The ACLU and many others oppose smart meters for privacy violation. A $2.2 trillion /year data market is expected, with utility companies making even more profits from selling detailed customer personal lifestyle data, Alliant says it will not sell data, but Alliant reps repeat, “We may change any policy at any time without notice.”

Although Alliant’s planned opt out meter has been proven acceptable for health, Alliant’s proposed opt out proposal has multiple severe requirements.

Oppose Alliant’s smart meters by emailing or use IUB’s form:

Iowa’s Move Over law expanding to include all vehicles with flashing lights

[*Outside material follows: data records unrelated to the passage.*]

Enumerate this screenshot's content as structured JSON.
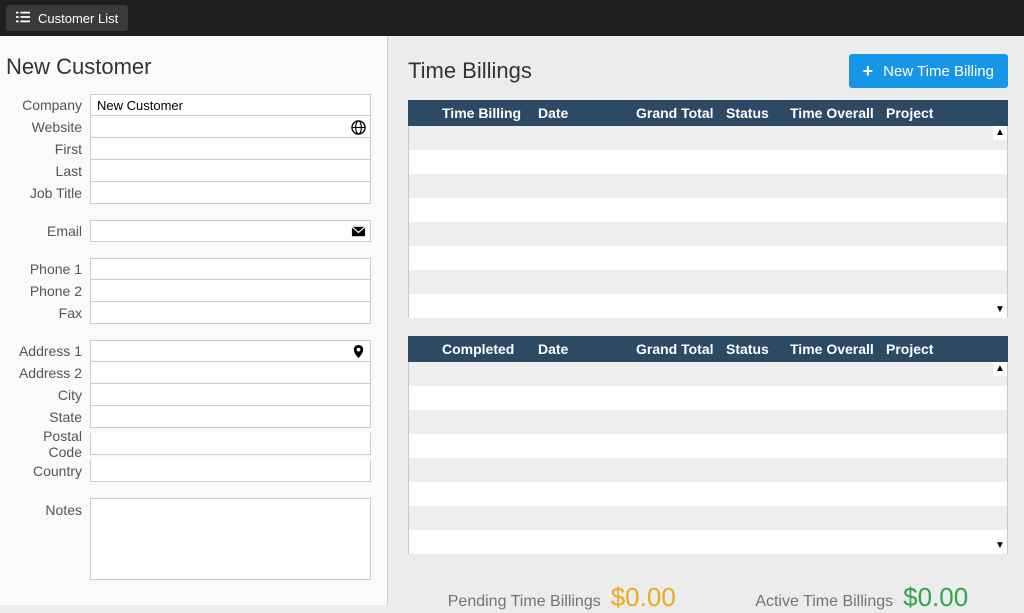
{
  "topbar": {
    "list_button": "Customer List"
  },
  "left": {
    "title": "New Customer",
    "fields": {
      "company_label": "Company",
      "company_value": "New Customer",
      "website_label": "Website",
      "website_value": "",
      "first_label": "First",
      "first_value": "",
      "last_label": "Last",
      "last_value": "",
      "jobtitle_label": "Job Title",
      "jobtitle_value": "",
      "email_label": "Email",
      "email_value": "",
      "phone1_label": "Phone 1",
      "phone1_value": "",
      "phone2_label": "Phone 2",
      "phone2_value": "",
      "fax_label": "Fax",
      "fax_value": "",
      "address1_label": "Address 1",
      "address1_value": "",
      "address2_label": "Address 2",
      "address2_value": "",
      "city_label": "City",
      "city_value": "",
      "state_label": "State",
      "state_value": "",
      "postal_label": "Postal Code",
      "postal_value": "",
      "country_label": "Country",
      "country_value": "",
      "notes_label": "Notes",
      "notes_value": ""
    }
  },
  "right": {
    "title": "Time Billings",
    "new_button": "New Time Billing",
    "table1": {
      "cols": {
        "c1": "Time Billing",
        "c2": "Date",
        "c3": "Grand Total",
        "c4": "Status",
        "c5": "Time Overall",
        "c6": "Project"
      }
    },
    "table2": {
      "cols": {
        "c1": "Completed",
        "c2": "Date",
        "c3": "Grand Total",
        "c4": "Status",
        "c5": "Time Overall",
        "c6": "Project"
      }
    },
    "totals": {
      "pending_label": "Pending Time Billings",
      "pending_value": "$0.00",
      "active_label": "Active Time Billings",
      "active_value": "$0.00"
    }
  }
}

Starting July 1, drivers in Iowa are required to change lanes if possible or slow down when they approach any vehicle with flashing lights.

All 50 states have versions of this type of law commonly referred to as a “Move over” law. The laws are meant to protect workers and others who are along the side of the road from being hit by passing motorists. Iowa first put the law (Iowa Code 321.323) into effect in 2002. At that time it included only certain emergency and maintenance vehicles. Last year the law was expanded to include utility vehicles and others working alongside the roadway. The 2018 version now includes all vehicles displaying flashing or hazard lights, including private vehicles who may be stopped due to vehicle trouble or emergencies.